* _WHAT THE TASK REQUIRES_
Could you retype every line of the data underneath without altering anything?

+++ DATA FOR ANALYSIS

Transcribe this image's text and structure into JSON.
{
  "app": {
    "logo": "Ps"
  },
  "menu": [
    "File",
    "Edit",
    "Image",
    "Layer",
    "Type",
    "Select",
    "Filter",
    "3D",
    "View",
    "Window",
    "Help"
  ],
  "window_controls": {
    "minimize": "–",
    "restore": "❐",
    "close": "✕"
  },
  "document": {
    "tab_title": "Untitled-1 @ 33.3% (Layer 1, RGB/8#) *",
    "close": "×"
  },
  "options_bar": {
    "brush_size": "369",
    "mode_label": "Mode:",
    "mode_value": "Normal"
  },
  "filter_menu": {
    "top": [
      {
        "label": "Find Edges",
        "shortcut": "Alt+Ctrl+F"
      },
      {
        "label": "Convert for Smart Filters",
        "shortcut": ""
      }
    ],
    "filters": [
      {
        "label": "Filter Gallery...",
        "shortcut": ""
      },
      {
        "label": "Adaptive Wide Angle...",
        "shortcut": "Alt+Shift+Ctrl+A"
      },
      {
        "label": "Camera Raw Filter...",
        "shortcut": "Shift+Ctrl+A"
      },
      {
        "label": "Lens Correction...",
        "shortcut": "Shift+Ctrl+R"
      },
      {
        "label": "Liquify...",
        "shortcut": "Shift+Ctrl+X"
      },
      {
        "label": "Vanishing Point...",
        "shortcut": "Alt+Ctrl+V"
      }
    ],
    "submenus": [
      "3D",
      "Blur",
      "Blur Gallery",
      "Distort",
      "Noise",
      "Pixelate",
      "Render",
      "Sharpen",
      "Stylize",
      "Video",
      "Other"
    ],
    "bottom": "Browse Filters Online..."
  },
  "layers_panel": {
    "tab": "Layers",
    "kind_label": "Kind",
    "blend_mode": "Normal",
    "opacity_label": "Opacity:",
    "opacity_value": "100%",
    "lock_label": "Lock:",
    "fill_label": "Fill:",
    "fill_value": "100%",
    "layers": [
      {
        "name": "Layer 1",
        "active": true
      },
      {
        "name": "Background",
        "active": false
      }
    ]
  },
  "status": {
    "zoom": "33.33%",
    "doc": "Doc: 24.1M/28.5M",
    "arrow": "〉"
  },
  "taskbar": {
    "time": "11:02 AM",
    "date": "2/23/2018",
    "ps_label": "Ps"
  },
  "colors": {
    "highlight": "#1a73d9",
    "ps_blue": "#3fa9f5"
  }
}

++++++

* _TASK SOLUTION_
Transcribe this image's text and structure into JSON.
{
  "app": {
    "logo": "Ps"
  },
  "menu": [
    "File",
    "Edit",
    "Image",
    "Layer",
    "Type",
    "Select",
    "Filter",
    "3D",
    "View",
    "Window",
    "Help"
  ],
  "window_controls": {
    "minimize": "–",
    "restore": "❐",
    "close": "✕"
  },
  "document": {
    "tab_title": "Untitled-1 @ 33.3% (Layer 1, RGB/8#) *",
    "close": "×"
  },
  "options_bar": {
    "brush_size": "369",
    "mode_label": "Mode:",
    "mode_value": "Normal"
  },
  "filter_menu": {
    "top": [
      {
        "label": "Find Edges",
        "shortcut": "Alt+Ctrl+F"
      },
      {
        "label": "Convert for Smart Filters",
        "shortcut": ""
      }
    ],
    "filters": [
      {
        "label": "Filter Gallery...",
        "shortcut": ""
      },
      {
        "label": "Adaptive Wide Angle...",
        "shortcut": "Alt+Shift+Ctrl+A"
      },
      {
        "label": "Camera Raw Filter...",
        "shortcut": "Shift+Ctrl+A"
      },
      {
        "label": "Lens Correction...",
        "shortcut": "Shift+Ctrl+R"
      },
      {
        "label": "Liquify...",
        "shortcut": "Shift+Ctrl+X"
      },
      {
        "label": "Vanishing Point...",
        "shortcut": "Alt+Ctrl+V"
      }
    ],
    "submenus": [
      "3D",
      "Blur",
      "Blur Gallery",
      "Distort",
      "Noise",
      "Pixelate",
      "Render",
      "Sharpen",
      "Stylize",
      "Video",
      "Other"
    ],
    "bottom": "Browse Filters Online..."
  },
  "layers_panel": {
    "tab": "Layers",
    "kind_label": "Kind",
    "blend_mode": "Normal",
    "opacity_label": "Opacity:",
    "opacity_value": "100%",
    "lock_label": "Lock:",
    "fill_label": "Fill:",
    "fill_value": "100%",
    "layers": [
      {
        "name": "Layer 1",
        "active": true
      },
      {
        "name": "Background",
        "active": false
      }
    ]
  },
  "status": {
    "zoom": "33.33%",
    "doc": "Doc: 24.1M/28.5M",
    "arrow": "〉"
  },
  "taskbar": {
    "time": "11:02 AM",
    "date": "2/23/2018",
    "ps_label": "Ps"
  },
  "colors": {
    "highlight": "#1a73d9",
    "ps_blue": "#3fa9f5"
  }
}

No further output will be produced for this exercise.